Clean Sweep launched to help with post-Irene work
Arkville — In the aftermath of disaster, the impulse to rebuild and re-inhabit our homes and businesses is extremely urgent. In the wake of Irene, however, The MARK Project is spearheading a program to harness the energy of volunteers and the expertise of building and rehab specialists to make sure rebuilding and recovery is done correctly with long-term sustainability in mind.
MARK’s Clean Sweep Program was inspired in part by efforts already underway in Prattsville that were initiated by Peg DiBenedetto, as part of her job with the Department of Environmental Protection (DEP), a team that was very active during and right after the flood in Prattsville.
Much like Katrina

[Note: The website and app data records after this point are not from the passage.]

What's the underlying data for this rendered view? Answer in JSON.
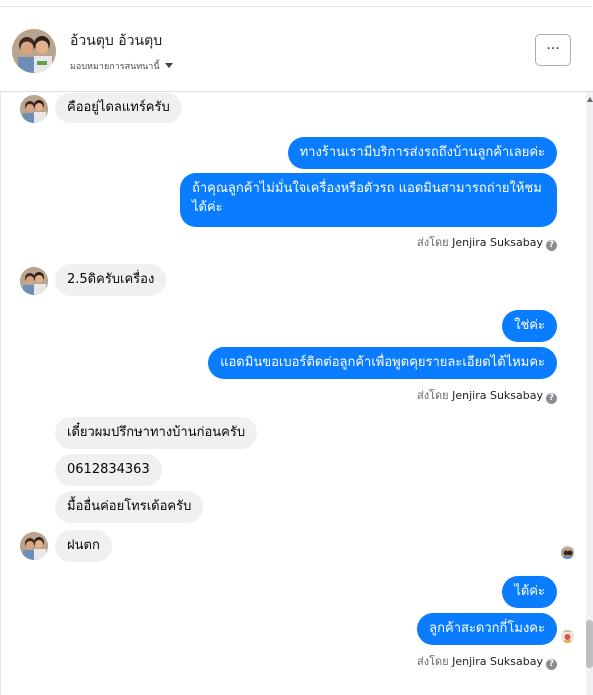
{
  "header": {
    "name": "อ้วนตุบ อ้วนตุบ",
    "subtitle": "มอบหมายการสนทนานี้",
    "more_label": "···"
  },
  "messages": {
    "m1": "คืออยู่ไดลแทร์ครับ",
    "m2": "ทางร้านเรามีบริการส่งรถถึงบ้านลูกค้าเลยค่ะ",
    "m3": "ถ้าคุณลูกค้าไม่มั่นใจเครื่องหรือตัวรถ แอดมินสามารถถ่ายให้ชมได้ค่ะ",
    "m4": "2.5ดิครับเครื่อง",
    "m5": "ใช่ค่ะ",
    "m6": "แอดมินขอเบอร์ติดต่อลูกค้าเพื่อพูดคุยรายละเอียดได้ไหมคะ",
    "m7": "เดี๋ยวผมปรึกษาทางบ้านก่อนครับ",
    "m8": "0612834363",
    "m9": "มื้ออื่นค่อยโทรเด้อครับ",
    "m10": "ฝนตก",
    "m11": "ได้ค่ะ",
    "m12": "ลูกค้าสะดวกกี่โมงคะ"
  },
  "sent_by": {
    "prefix": "ส่งโดย",
    "agent": "Jenjira Suksabay",
    "help": "?"
  }
}
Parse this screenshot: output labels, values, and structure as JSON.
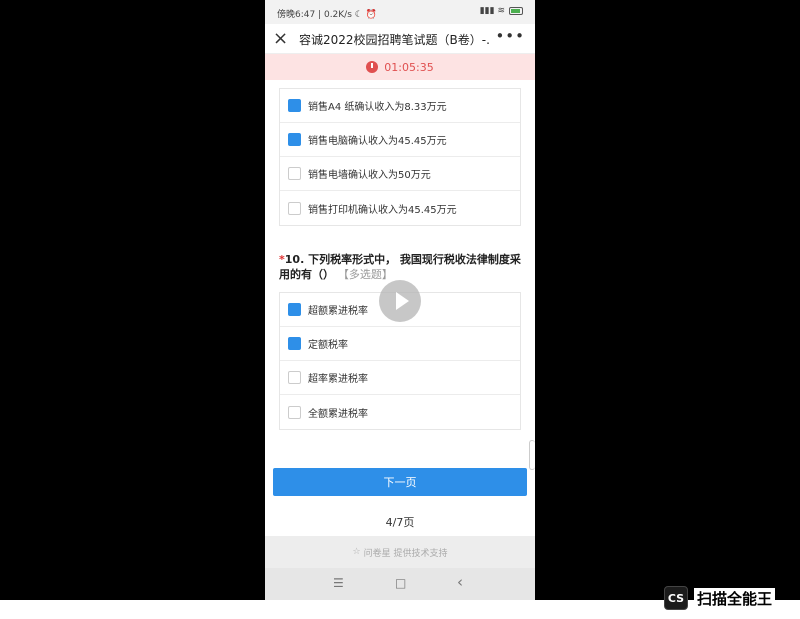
{
  "status_bar": {
    "left_text": "傍晚6:47 | 0.2K/s ☾ ⏰",
    "right_text": "▮▮▮ ≋"
  },
  "header": {
    "title": "容诚2022校园招聘笔试题（B卷）-...",
    "close_icon": "×",
    "more_icon": "•••"
  },
  "timer": {
    "value": "01:05:35",
    "icon": "timer-icon",
    "color": "#e05050"
  },
  "prev_question_options": [
    {
      "label": "销售A4 纸确认收入为8.33万元",
      "checked": true
    },
    {
      "label": "销售电脑确认收入为45.45万元",
      "checked": true
    },
    {
      "label": "销售电墙确认收入为50万元",
      "checked": false
    },
    {
      "label": "销售打印机确认收入为45.45万元",
      "checked": false
    }
  ],
  "question": {
    "required_mark": "*",
    "text": "10. 下列税率形式中， 我国现行税收法律制度采用的有（）",
    "type_tag": "【多选题】",
    "options": [
      {
        "label": "超额累进税率",
        "checked": true
      },
      {
        "label": "定额税率",
        "checked": true
      },
      {
        "label": "超率累进税率",
        "checked": false
      },
      {
        "label": "全额累进税率",
        "checked": false
      }
    ]
  },
  "next_button_label": "下一页",
  "page_counter": "4/7页",
  "footer_text": "问卷星 提供技术支持",
  "nav_bar": {
    "menu": "☰",
    "home": "□",
    "back": "‹"
  },
  "watermark": {
    "logo": "CS",
    "text": "扫描全能王"
  },
  "colors": {
    "accent": "#2e8fe8",
    "timer_bg": "#fde3e3"
  }
}
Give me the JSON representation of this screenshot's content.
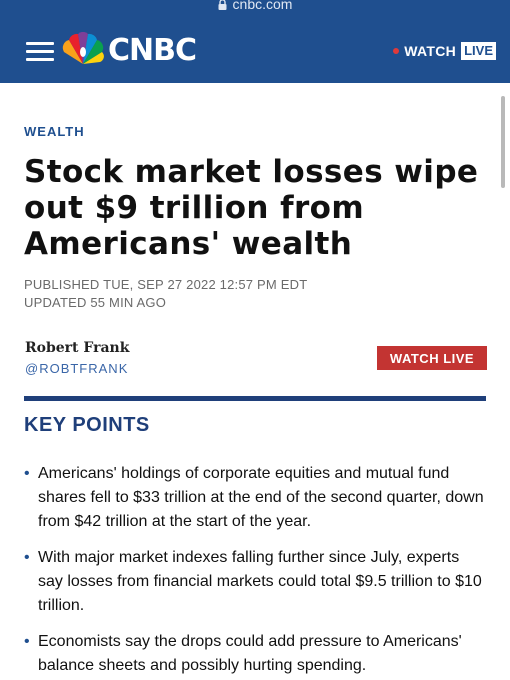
{
  "browser": {
    "url": "cnbc.com"
  },
  "header": {
    "brand": "CNBC",
    "watch_label": "WATCH",
    "live_label": "LIVE"
  },
  "article": {
    "section": "WEALTH",
    "headline": "Stock market losses wipe out $9 trillion from Americans' wealth",
    "published": "PUBLISHED TUE, SEP 27 2022 12:57 PM EDT",
    "updated": "UPDATED 55 MIN AGO",
    "author": "Robert Frank",
    "handle": "@ROBTFRANK",
    "watch_live_button": "WATCH LIVE"
  },
  "key_points": {
    "title": "KEY POINTS",
    "items": [
      "Americans' holdings of corporate equities and mutual fund shares fell to $33 trillion at the end of the second quarter, down from $42 trillion at the start of the year.",
      "With major market indexes falling further since July, experts say losses from financial markets could total $9.5 trillion to $10 trillion.",
      "Economists say the drops could add pressure to Americans' balance sheets and possibly hurting spending."
    ]
  },
  "colors": {
    "header_bg": "#1f4f8f",
    "accent_red": "#c33432",
    "divider_navy": "#1f3f7a"
  },
  "icons": {
    "lock": "lock-icon",
    "menu": "menu-icon",
    "logo": "peacock-icon",
    "live_indicator": "live-dot"
  }
}
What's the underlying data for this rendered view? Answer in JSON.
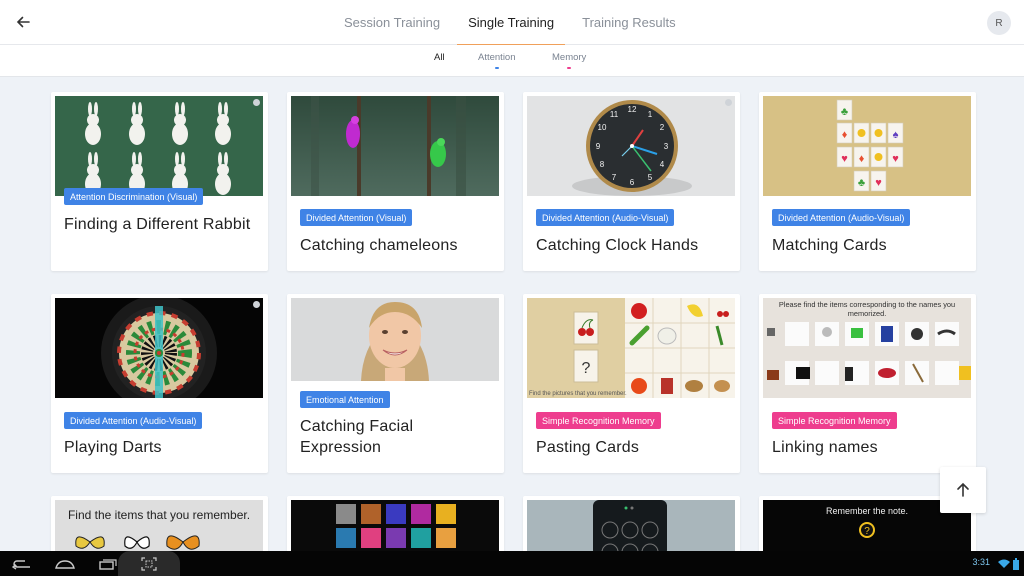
{
  "header": {
    "tabs": [
      {
        "label": "Session Training"
      },
      {
        "label": "Single Training"
      },
      {
        "label": "Training Results"
      }
    ],
    "active_tab": 1,
    "avatar_initial": "R",
    "accent": "#f0a05a"
  },
  "filters": {
    "items": [
      {
        "label": "All",
        "color": "#222222"
      },
      {
        "label": "Attention",
        "color": "#3f83e6"
      },
      {
        "label": "Memory",
        "color": "#ee3d8e"
      }
    ],
    "active": 0
  },
  "cards": [
    {
      "badge": "Attention Discrimination (Visual)",
      "badge_color": "blue",
      "title": "Finding a Different Rabbit"
    },
    {
      "badge": "Divided Attention (Visual)",
      "badge_color": "blue",
      "title": "Catching chameleons"
    },
    {
      "badge": "Divided Attention (Audio-Visual)",
      "badge_color": "blue",
      "title": "Catching Clock Hands"
    },
    {
      "badge": "Divided Attention (Audio-Visual)",
      "badge_color": "blue",
      "title": "Matching Cards"
    },
    {
      "badge": "Divided Attention (Audio-Visual)",
      "badge_color": "blue",
      "title": "Playing Darts"
    },
    {
      "badge": "Emotional Attention",
      "badge_color": "blue",
      "title": "Catching Facial Expression"
    },
    {
      "badge": "Simple Recognition Memory",
      "badge_color": "pink",
      "title": "Pasting Cards"
    },
    {
      "badge": "Simple Recognition Memory",
      "badge_color": "pink",
      "title": "Linking names"
    }
  ],
  "thumb_text": {
    "clock_numbers": [
      "12",
      "1",
      "2",
      "3",
      "4",
      "5",
      "6",
      "7",
      "8",
      "9",
      "10",
      "11"
    ],
    "pasting_caption": "Find the pictures that you remember.",
    "linking_caption": "Please find the items corresponding to the names you memorized.",
    "butterfly_caption": "Find the items that you remember.",
    "note_caption": "Remember the note.",
    "question_mark": "?"
  },
  "statusbar": {
    "time": "3:31"
  }
}
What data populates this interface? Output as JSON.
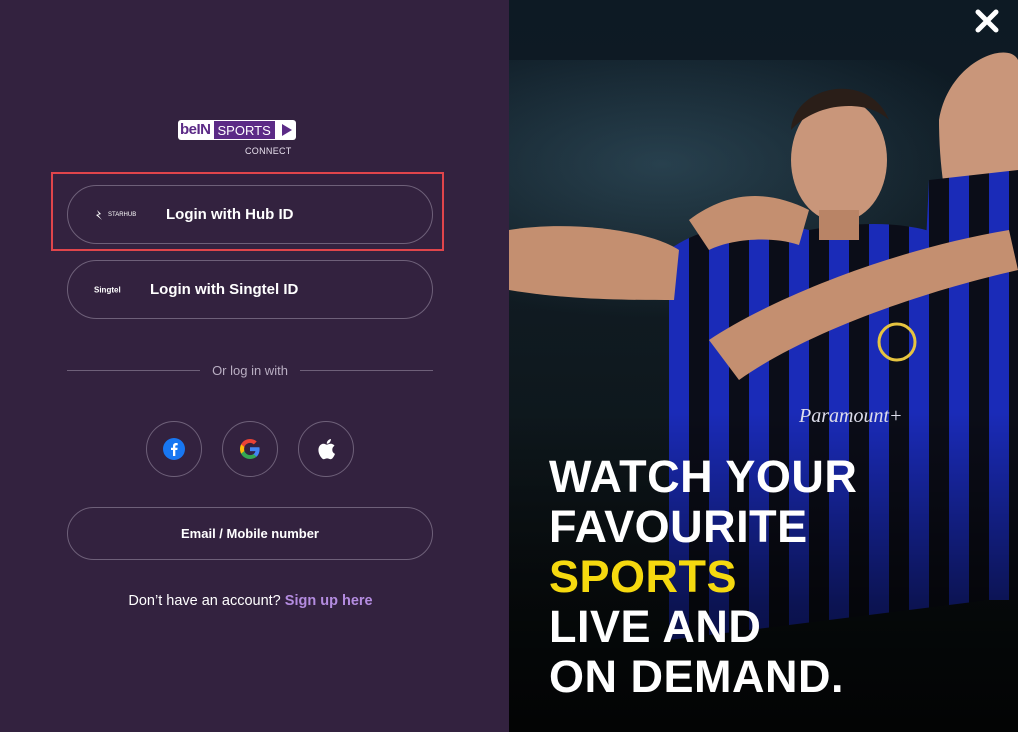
{
  "brand": {
    "logo_bein": "beIN",
    "logo_sports": "SPORTS",
    "logo_connect": "CONNECT"
  },
  "login": {
    "hub_label": "Login with Hub ID",
    "hub_icon_text": "STARHUB",
    "singtel_label": "Login with Singtel ID",
    "singtel_icon_text": "Singtel",
    "divider_text": "Or log in with",
    "email_label": "Email / Mobile number"
  },
  "social": {
    "facebook_icon": "facebook-icon",
    "google_icon": "google-icon",
    "apple_icon": "apple-icon"
  },
  "signup": {
    "prompt": "Don’t have an account?",
    "link": "Sign up here"
  },
  "promo": {
    "line1": "WATCH YOUR",
    "line2": "FAVOURITE",
    "line3": "SPORTS",
    "line4": "LIVE AND",
    "line5": "ON DEMAND."
  },
  "colors": {
    "left_bg": "#33223f",
    "accent_link": "#b48ce0",
    "highlight": "#f5d90f",
    "selection_border": "#e0454b"
  }
}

“I went to New Orleans after Katrina, and many villages in the Catskills looked just like post-Katrina, total devastation.” DiBenedetto adds, “This coupled with those of us who us saw and learned from damage assessment efforts in Prattsville thought, we should take this same expertise and process to Margaretville, Fleischmanns and points south…so five of us worked with the Prattsville team to train to be the damage assessment team for our area.”
Once MARK Project Executive Director Peg Ellsworth decided to include this effort to other stricken communities, she immediately hired a Clean Sweep Program coordinator, Catherine Lehn, to manage the larger forces needed to exponentially ensure assessment and rebuilding projects are addressed with the long-term health and safety of the community in mind.
With a degree in child and family studies, Lehn was the perfect complement to the MARK staff, and will be coordinating and scheduling volunteer groups and the various building assessments.
“A lot of people are willing to help but aren’t sure how. I am doing a small part to ensure that the talents of our volunteers are utilized in the most effective way,” said Katie, adding, “I have met a lot of people affected by the flooding and am looking forward to helping them put their lives back together.”
Armed with moisture meters and building experience, Billy Allison, already MARK’s Building Rehab Specialist, will work with MARK board member Rick Osterhoudt and Fleischmanns Town Councilman Todd Pascarella to assist with project assessments and rebuilding plans.
The moisture meter is critical in determining what kind of damage may be settling behind the sheetrock and embedded in the insulation. It is an infrared device that pin points exactly where moisture exists and helps determine the extent of repair needed. Peg Dibenedetto and Catherine Lehn round out the team.
“Homeowners should know that their property may need more than one assessment — we want to make sure every stage of construction is safe and mold-free,” said Peg DiBenedetto.
A long process
“Recovery and rebuilding is going to be a long and tedious process,” admitted Ellsworth, adding, “But the need to assess properties and implement correct clean up and rebuilding procedures is imperative to the long term health and safety of our communities. The Clean Sweep Program is just one step in the recovery and rebuilding process but we are working diligently to ensure that the communities affected by Irene are aware of the program and take advantage of the expertise of both our volunteers and MARK Project staff.”
“Clean Sweep” is but one of several flood recovery programs and resources offered by MARK, which also has funds for and manages an omnibus Flood Relief and Emergency Assistance Fund to provide financial aid to families, individuals, not for profits and community organizations. In addition, MARK will soon launch a Middletown Small Business Development Fund, once again with long-term sustainability in mind.
MARK members are also a resource for information and connection to other flood relief efforts and resources, such as FEMA or the Small Business Administration. “Over the next few weeks you will see the MARK Project launching new assistance programs to coordinate with other regional and community resources,” said Ellsworth, adding, “Although the aftermath of Irene requires immediate attention, we also have to ensure that resources are available long after the clean up is complete. We need to consider successful rebuilding technologies and work together to develop strategies for long term sustainability.”
“I was stuck in Halcott Center for three days after the flood,” said DiBenedetto. “When I finally got to Fleischmanns the first thing I saw was Peg Ellsworth, walking on Main Street with our mayor Dave Morell and Councilman Todd Pascarella. All I can say is that she must be a force of nature.”
You can be part of an assessment team even if you have no specific building skills, a checklist and team leaders will guide you. Please join in these important building evaluations. If you feel like your home or business needs a “Clean Sweep” assessment, or you just aren’t sure about the long-term condition of your property, contact Katie Lehn at MARK at 586-3500 and she will schedule an assessment protocol for you.
There are relief funds available to help people with their housing rehab. MARK also has many resources and links posted at www.markproject.org.